Just like most of its engagements with African countries, neo-colonialism theorists have branded the One Belt One Road (OBOR) initiative of President Xi Jingping as another effort by China to further its neocolonial tentacles across the world and Africa in particular.
Recall that at Nazarbayev University in Astana, Kazakhstan, Xi Jinping in 2013 announced the proposed multi-billion dollar initiative. An ambitious project that has stunned many of China’s critics, Xi said it would help to boost infrastructure development across the participating countries, create employment, enhance economic growth and promote people-to-people interactions.
Major financial support for the gigantic project is expected from the Asian Infrastructure Investment Bank (AIIB) and the Silk Road Fund.
The media recently quoted Wang Yi, China’s Foreign Affairs Minister, as saying the initiative aims to achieve complementary advantages, narrow down the development gap among regions, speed up the process of regional integration to realize joint development and common prosperity among Asian and European countries and related regions.
But critics insist that the project, when operational will only serve as a conduit for China to siphon economic resources from the partnering nations to strengthen its economy back home, a charge China fervently denies.

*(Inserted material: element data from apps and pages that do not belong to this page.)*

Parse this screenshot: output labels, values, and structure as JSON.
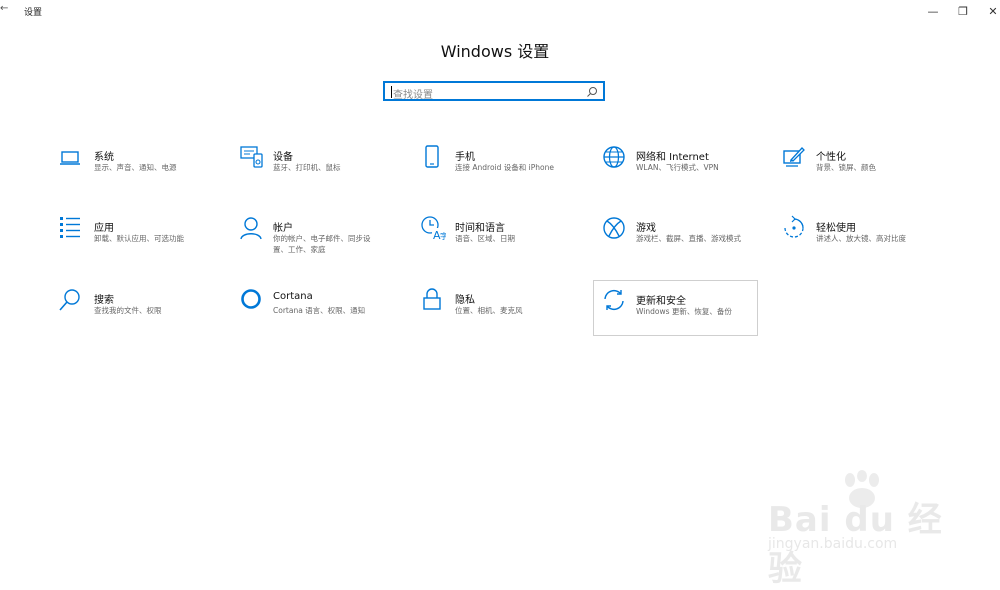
{
  "window": {
    "title": "设置",
    "min": "—",
    "max": "❐",
    "close": "✕",
    "back": "←"
  },
  "page": {
    "title": "Windows 设置"
  },
  "search": {
    "placeholder": "查找设置"
  },
  "tiles": [
    {
      "title": "系统",
      "desc": "显示、声音、通知、电源",
      "icon": "laptop-icon"
    },
    {
      "title": "设备",
      "desc": "蓝牙、打印机、鼠标",
      "icon": "devices-icon"
    },
    {
      "title": "手机",
      "desc": "连接 Android 设备和 iPhone",
      "icon": "phone-icon"
    },
    {
      "title": "网络和 Internet",
      "desc": "WLAN、飞行模式、VPN",
      "icon": "globe-icon"
    },
    {
      "title": "个性化",
      "desc": "背景、锁屏、颜色",
      "icon": "paint-icon"
    },
    {
      "title": "应用",
      "desc": "卸载、默认应用、可选功能",
      "icon": "apps-list-icon"
    },
    {
      "title": "帐户",
      "desc": "你的帐户、电子邮件、同步设置、工作、家庭",
      "icon": "person-icon"
    },
    {
      "title": "时间和语言",
      "desc": "语音、区域、日期",
      "icon": "time-language-icon"
    },
    {
      "title": "游戏",
      "desc": "游戏栏、截屏、直播、游戏模式",
      "icon": "xbox-icon"
    },
    {
      "title": "轻松使用",
      "desc": "讲述人、放大镜、高对比度",
      "icon": "ease-of-access-icon"
    },
    {
      "title": "搜索",
      "desc": "查找我的文件、权限",
      "icon": "search-icon"
    },
    {
      "title": "Cortana",
      "desc": "Cortana 语言、权限、通知",
      "icon": "cortana-icon"
    },
    {
      "title": "隐私",
      "desc": "位置、相机、麦克风",
      "icon": "lock-icon"
    },
    {
      "title": "更新和安全",
      "desc": "Windows 更新、恢复、备份",
      "icon": "sync-icon"
    }
  ],
  "watermark": {
    "brand": "Bai du 经验",
    "url": "jingyan.baidu.com"
  },
  "colors": {
    "accent": "#0078d7",
    "text": "#111111",
    "secondary": "#666666"
  }
}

In a recent article published on its website, US-based satellite television network, CNN, said that it would be difficult to predict what the entire project encompasses but “detractors warn it could be an expensive boondoggle at best or a massive expansion of Chinese imperial power at worst”. Quoting one Nick Marro, an analyst with the Economist Intelligence Unit, it contends that China is looking to use OBOR as a way to ship its own domestic overproduction offshore…